The importance of indoor air quality in commercial buildings

Indoor air quality is the quality of air inside buildings determined by humidity, temperature, and concentration of pollutants. It is measured by the concentration of carbon dioxide (CO2), nitrogen dioxide (NO2), ozone (O3), particulate matter, and various other volatile organic compounds.

Why is indoor air quality important?

Most people spend 90% of their time indoors so a building’s indoor air quality can be more predictive of a person’s health than the air outdoors. Also, the quality of the air indoors is more likely to be lower than outdoor air when the buildings are not well-ventilated. Moreover, the weather proofing of buildings tends to reduce the circulation of outdoor air which in turn exposes people to harmful consequences.

Poor air quality can lead to sick building syndrome which is a situation where the well-being of people in the buildings is threatened. The people inside the buildings experience acute affects such as headaches, fatigue, irritation in the eyes, throat, nose, and lungs.

Indoor air quality is also associated with certain diseases such as asthma. It helps spread communicable diseases such as flu, influenza, and tuberculosis.  In addition to this, exposure to indoor air contaminants such as benzene, radon, and asbestos can lead to cancer in the long run.

The performance of the people in commercial buildings is also negatively affected by poor indoor air quality. It leads to high absenteeism, low morale of workers and an average decrease of 8% in worker productivity. According to research from Ontario Wealth Management Corporation, it has been estimated that poor air quality costs the United States around 17-26 billion dollars per year.

Benefits of keeping indoor air quality high in commercial buildings

Keeping the quality of air high in commercial buildings can make workplaces comfortable and reduce the risk as well as costs of illness or health deterioration.
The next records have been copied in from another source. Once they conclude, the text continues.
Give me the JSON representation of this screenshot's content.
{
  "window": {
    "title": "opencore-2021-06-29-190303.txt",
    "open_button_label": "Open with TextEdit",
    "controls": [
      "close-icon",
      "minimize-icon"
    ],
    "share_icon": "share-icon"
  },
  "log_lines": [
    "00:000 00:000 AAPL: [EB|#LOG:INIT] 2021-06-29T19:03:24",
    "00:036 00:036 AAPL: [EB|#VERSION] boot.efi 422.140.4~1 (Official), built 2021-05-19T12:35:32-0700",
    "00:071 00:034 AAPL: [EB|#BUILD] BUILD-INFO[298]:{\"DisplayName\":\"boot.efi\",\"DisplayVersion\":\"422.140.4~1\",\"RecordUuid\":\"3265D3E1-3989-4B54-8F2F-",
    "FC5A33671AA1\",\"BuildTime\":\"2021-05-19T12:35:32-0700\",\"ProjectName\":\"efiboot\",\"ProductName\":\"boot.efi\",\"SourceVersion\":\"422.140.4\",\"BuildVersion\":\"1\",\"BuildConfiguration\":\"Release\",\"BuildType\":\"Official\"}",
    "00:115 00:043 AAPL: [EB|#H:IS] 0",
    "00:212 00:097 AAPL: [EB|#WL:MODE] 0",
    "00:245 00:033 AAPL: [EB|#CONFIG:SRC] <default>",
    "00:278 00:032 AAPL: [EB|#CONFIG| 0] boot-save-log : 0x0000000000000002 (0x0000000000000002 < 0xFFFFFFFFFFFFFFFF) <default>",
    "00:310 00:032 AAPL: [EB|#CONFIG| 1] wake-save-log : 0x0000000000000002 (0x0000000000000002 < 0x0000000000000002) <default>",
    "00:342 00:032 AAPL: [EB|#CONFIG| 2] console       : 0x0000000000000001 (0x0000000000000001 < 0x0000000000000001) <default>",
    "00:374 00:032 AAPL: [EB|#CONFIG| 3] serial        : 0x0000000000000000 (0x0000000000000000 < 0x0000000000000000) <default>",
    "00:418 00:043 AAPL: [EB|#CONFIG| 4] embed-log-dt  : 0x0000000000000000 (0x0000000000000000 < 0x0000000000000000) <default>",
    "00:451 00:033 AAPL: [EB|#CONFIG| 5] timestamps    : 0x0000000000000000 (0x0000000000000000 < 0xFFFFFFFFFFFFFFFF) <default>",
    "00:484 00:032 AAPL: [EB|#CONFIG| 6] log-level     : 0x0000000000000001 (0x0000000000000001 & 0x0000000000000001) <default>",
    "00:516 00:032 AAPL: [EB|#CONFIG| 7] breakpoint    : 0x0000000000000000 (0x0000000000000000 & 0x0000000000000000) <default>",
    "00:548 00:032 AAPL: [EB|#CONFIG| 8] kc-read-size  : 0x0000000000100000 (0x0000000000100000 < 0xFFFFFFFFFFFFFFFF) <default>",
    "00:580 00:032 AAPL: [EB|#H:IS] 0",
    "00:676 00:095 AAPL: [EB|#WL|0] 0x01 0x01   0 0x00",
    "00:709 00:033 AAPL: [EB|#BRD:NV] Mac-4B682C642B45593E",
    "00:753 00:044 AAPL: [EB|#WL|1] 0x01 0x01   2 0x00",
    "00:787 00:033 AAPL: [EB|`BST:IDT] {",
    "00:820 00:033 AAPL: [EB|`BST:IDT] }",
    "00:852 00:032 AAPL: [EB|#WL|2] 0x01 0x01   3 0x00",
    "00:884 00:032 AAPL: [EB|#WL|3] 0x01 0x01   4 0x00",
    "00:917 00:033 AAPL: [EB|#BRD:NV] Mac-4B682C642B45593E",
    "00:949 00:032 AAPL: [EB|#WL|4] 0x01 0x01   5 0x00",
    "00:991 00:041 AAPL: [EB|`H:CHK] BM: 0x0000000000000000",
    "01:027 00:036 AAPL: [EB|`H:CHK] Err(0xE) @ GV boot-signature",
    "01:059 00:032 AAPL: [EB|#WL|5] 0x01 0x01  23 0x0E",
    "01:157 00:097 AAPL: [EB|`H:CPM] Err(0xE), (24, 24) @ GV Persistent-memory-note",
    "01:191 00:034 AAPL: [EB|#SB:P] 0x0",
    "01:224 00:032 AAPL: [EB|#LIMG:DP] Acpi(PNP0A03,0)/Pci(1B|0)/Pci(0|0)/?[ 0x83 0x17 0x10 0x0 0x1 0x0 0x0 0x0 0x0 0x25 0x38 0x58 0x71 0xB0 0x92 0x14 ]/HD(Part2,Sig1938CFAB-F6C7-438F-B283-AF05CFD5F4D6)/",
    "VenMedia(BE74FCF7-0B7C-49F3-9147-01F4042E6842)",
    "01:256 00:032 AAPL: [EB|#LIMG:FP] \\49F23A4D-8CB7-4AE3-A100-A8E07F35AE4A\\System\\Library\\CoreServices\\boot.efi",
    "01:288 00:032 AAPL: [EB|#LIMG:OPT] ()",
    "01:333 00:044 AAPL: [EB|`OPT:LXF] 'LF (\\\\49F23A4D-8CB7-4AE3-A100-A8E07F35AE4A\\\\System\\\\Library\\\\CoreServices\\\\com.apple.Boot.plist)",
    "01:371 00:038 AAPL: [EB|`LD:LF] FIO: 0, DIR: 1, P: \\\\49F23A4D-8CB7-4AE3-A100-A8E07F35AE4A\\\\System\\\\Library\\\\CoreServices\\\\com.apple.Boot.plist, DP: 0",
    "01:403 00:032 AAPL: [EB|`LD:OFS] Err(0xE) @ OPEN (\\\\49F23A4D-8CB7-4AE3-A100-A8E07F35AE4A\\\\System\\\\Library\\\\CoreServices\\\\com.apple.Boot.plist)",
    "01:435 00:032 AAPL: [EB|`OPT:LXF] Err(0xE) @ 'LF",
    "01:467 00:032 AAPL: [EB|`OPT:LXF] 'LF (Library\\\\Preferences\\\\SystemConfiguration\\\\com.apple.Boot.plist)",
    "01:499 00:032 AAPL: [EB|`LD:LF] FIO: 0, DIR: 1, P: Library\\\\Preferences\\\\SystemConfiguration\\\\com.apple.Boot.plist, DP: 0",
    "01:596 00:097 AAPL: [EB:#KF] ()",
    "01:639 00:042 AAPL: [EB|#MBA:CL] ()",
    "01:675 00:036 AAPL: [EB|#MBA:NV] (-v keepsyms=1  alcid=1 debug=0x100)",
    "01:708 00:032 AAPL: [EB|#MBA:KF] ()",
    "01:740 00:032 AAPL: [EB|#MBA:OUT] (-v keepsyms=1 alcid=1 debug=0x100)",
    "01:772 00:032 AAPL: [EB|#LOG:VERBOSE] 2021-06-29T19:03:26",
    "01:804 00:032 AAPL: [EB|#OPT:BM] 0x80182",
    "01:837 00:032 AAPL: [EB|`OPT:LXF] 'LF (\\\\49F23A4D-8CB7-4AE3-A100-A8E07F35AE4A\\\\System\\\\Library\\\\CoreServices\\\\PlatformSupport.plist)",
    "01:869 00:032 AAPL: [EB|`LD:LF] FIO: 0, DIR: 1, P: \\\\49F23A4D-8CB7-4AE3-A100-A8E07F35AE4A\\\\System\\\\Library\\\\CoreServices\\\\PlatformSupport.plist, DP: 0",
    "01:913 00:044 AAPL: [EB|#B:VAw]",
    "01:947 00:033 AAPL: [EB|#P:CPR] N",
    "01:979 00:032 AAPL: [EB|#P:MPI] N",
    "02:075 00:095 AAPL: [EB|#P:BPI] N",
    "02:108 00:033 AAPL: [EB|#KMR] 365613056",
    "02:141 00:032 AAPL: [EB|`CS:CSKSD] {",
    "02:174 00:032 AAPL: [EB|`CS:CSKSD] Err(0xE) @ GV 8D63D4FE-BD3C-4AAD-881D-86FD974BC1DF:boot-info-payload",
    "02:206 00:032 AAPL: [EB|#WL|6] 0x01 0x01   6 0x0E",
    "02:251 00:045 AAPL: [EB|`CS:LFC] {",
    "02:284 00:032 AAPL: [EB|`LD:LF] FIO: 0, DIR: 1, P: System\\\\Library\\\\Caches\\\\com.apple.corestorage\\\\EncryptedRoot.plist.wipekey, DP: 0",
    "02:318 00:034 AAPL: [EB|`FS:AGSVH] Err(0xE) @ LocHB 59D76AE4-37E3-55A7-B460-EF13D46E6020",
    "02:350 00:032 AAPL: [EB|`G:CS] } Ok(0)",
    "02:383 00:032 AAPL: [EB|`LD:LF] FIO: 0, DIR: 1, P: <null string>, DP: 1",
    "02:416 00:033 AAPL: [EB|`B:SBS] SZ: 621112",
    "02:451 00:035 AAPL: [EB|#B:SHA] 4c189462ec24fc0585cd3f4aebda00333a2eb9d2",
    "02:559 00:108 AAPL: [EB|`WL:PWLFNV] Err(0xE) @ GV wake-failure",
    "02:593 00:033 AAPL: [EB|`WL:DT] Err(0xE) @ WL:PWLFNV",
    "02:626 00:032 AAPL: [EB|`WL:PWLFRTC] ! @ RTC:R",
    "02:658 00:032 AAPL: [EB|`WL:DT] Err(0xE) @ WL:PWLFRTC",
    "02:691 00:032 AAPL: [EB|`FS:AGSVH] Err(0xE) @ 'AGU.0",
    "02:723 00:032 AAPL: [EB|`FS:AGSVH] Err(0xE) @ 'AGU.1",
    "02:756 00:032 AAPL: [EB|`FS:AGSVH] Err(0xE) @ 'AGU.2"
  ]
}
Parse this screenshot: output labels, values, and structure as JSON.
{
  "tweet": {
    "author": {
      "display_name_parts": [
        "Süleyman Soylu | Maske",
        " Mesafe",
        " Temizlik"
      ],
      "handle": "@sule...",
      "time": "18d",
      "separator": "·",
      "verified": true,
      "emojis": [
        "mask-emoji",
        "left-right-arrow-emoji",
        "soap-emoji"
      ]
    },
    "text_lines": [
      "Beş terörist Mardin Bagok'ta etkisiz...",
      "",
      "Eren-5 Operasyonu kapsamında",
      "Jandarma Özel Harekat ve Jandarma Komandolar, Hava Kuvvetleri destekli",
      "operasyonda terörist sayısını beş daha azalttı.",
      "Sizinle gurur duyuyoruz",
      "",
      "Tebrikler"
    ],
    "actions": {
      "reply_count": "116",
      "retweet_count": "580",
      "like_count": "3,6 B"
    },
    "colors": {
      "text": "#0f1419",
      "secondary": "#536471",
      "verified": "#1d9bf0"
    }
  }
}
A quantitative study undertaken by Bill Fisk and his colleagues at Lawrence Berkeley National Laboratory depicts that by keeping indoor air quality high in commercial buildings, there can be millions of dollars’ worth of annual healthcare savings which will ultimately not only benefit people working in commercial buildings but also those employees who cover their employees’ health care costs. The study highlights that by improving indoor air quality, there can be an estimated $6 billion to $14 billion annual healthcare savings due to a reduction in respiratory diseases, an estimated $1 to $4 billion annual healthcare savings due to a reduction in allergies and asthma attacks, and an estimated $10 to $30 billion annual savings due to reduction in healthcare costs pertaining to sick building syndromes.

High indoor air quality also improves the performance of workers. A study conducted by the Harvard Business Review found that improving the quality of air inside commercial buildings can improve the cognitive ability of building occupants which in turn allows them to make better decisions. In addition to this, a study conducted by West Bend Mutual Insurance Company depicted that by ensuring the high quality of indoor air a company can increase employee’s productivity by 8-10% on average and in turn benefit from productivity gains of $176 per square meter annually. This is reflective of the fact that people working in good quality indoor air will be healthier and energetic.